How to Win the Lottery
The lottery is a gambling game where participants pay a small amount of money to win a prize. The prize can be a cash sum, goods or services. The games are popular around the world and raise millions of dollars each year for public benefits such as park services, education, and funds for seniors & veterans. However, the game is not without criticism. Some critics argue that the games are addictive and can lead to a decline in the quality of life for those who win. While many states have laws against lottery addiction, the games are still a popular choice among people of all ages and socioeconomic backgrounds.
A lot of people play the lottery because they want to be rich. There is nothing wrong with dreaming about being rich, but it is important to remember that winning the lottery is a long shot. In fact, there is a greater chance of being struck by lightning than becoming a lottery winner.

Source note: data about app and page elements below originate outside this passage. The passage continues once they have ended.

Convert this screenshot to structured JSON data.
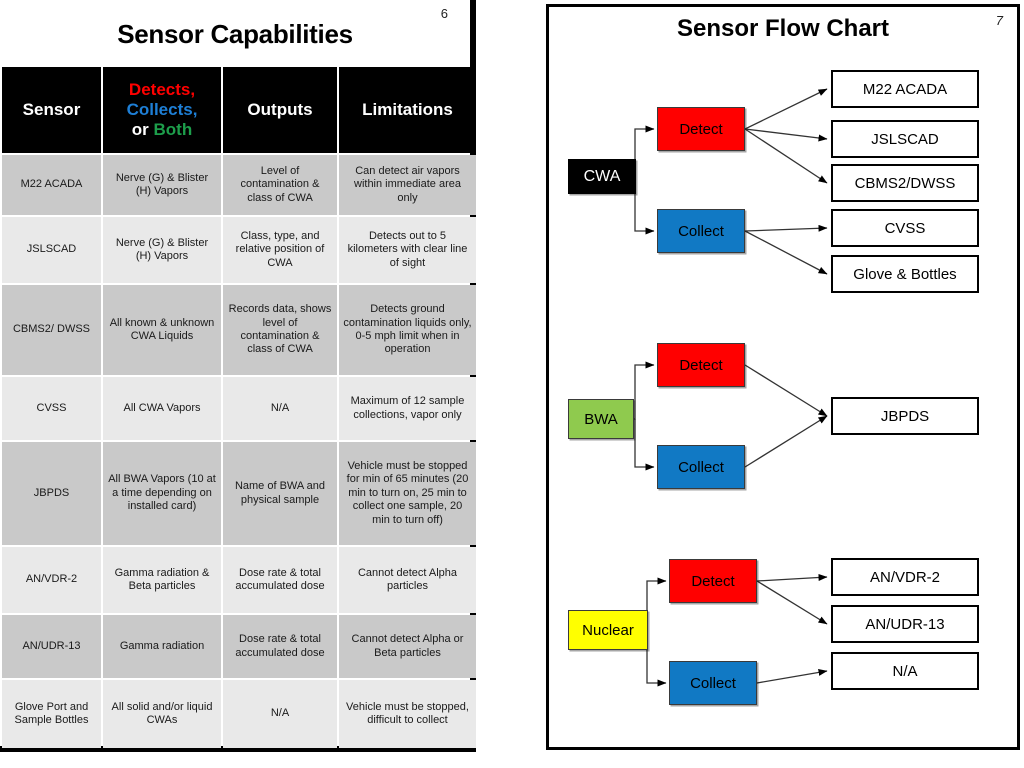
{
  "left_slide": {
    "page_number": "6",
    "title": "Sensor Capabilities",
    "table": {
      "headers": {
        "sensor": "Sensor",
        "agent_line1": "Detects,",
        "agent_line2": "Collects,",
        "agent_line3_or": "or ",
        "agent_line3_both": "Both",
        "outputs": "Outputs",
        "limitations": "Limitations"
      },
      "rows": [
        {
          "sensor": "M22 ACADA",
          "agent": "Nerve (G) & Blister (H) Vapors",
          "agent_color": "red",
          "outputs": "Level of contamination & class of CWA",
          "limitations": "Can detect air vapors within immediate area only"
        },
        {
          "sensor": "JSLSCAD",
          "agent": "Nerve (G) & Blister (H) Vapors",
          "agent_color": "red",
          "outputs": "Class, type, and relative position of CWA",
          "limitations": "Detects out to 5 kilometers with clear line of sight"
        },
        {
          "sensor": "CBMS2/ DWSS",
          "agent": "All known & unknown CWA Liquids",
          "agent_color": "red",
          "outputs": "Records data, shows level of contamination & class of CWA",
          "limitations": "Detects ground contamination liquids only, 0-5 mph limit when in operation"
        },
        {
          "sensor": "CVSS",
          "agent": "All CWA Vapors",
          "agent_color": "blue",
          "outputs": "N/A",
          "limitations": "Maximum of 12 sample collections, vapor only"
        },
        {
          "sensor": "JBPDS",
          "agent": "All BWA Vapors (10 at a time depending on installed card)",
          "agent_color": "green",
          "outputs": "Name of BWA and physical sample",
          "limitations": "Vehicle must be stopped for min of 65 minutes (20 min to turn on, 25 min to collect one sample, 20 min to turn off)"
        },
        {
          "sensor": "AN/VDR-2",
          "agent": "Gamma radiation & Beta particles",
          "agent_color": "red",
          "outputs": "Dose rate & total accumulated dose",
          "limitations": "Cannot detect Alpha particles"
        },
        {
          "sensor": "AN/UDR-13",
          "agent": "Gamma radiation",
          "agent_color": "red",
          "outputs": "Dose rate & total accumulated dose",
          "limitations": "Cannot detect Alpha or Beta particles"
        },
        {
          "sensor": "Glove Port and Sample Bottles",
          "agent": "All solid and/or liquid CWAs",
          "agent_color": "blue",
          "outputs": "N/A",
          "limitations": "Vehicle must be stopped, difficult to collect"
        }
      ]
    }
  },
  "right_slide": {
    "page_number": "7",
    "title": "Sensor Flow Chart",
    "groups": [
      {
        "source": "CWA",
        "source_color": "#000000",
        "actions": [
          {
            "label": "Detect",
            "color": "#ff0000"
          },
          {
            "label": "Collect",
            "color": "#1179c4"
          }
        ],
        "outputs": [
          "M22 ACADA",
          "JSLSCAD",
          "CBMS2/DWSS",
          "CVSS",
          "Glove & Bottles"
        ]
      },
      {
        "source": "BWA",
        "source_color": "#8fca4e",
        "actions": [
          {
            "label": "Detect",
            "color": "#ff0000"
          },
          {
            "label": "Collect",
            "color": "#1179c4"
          }
        ],
        "outputs": [
          "JBPDS"
        ]
      },
      {
        "source": "Nuclear",
        "source_color": "#ffff00",
        "actions": [
          {
            "label": "Detect",
            "color": "#ff0000"
          },
          {
            "label": "Collect",
            "color": "#1179c4"
          }
        ],
        "outputs": [
          "AN/VDR-2",
          "AN/UDR-13",
          "N/A"
        ]
      }
    ]
  }
}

However, there are some things that you can do to increase your chances of winning.
One of the most important things to do is to choose your numbers wisely. It is important to pick numbers that are not already popular. This will reduce the competition and increase your chances of winning. You can also try choosing numbers that are not based on dates or special occasions. This will help you avoid the temptation of spending your winnings on unnecessary things.
Another thing to do is to look at past results and see which numbers have been winning. You can also use the Internet to find out how much you could win if you won the lottery. In addition to looking at the odds, you should also make sure that you understand the tax implications of your winnings. You may have to pay state and federal taxes on your winnings, so it is important to keep this in mind when making your decisions.
It is also a good idea to invest some of your winnings into investments. This will help you diversify your portfolio and protect your assets in case of a downturn. You should also be sure to set aside some of your winnings for emergencies.
The word lottery is derived from the Dutch noun lot, which means fate or luck. It is believed that the practice of drawing lots for the distribution of property goes back to biblical times, and Roman emperors used it to give away slaves and property during Saturnalian feasts. In the 18th century, lotteries became very popular in Europe and the American colonies, and they were often viewed as a painless form of taxation.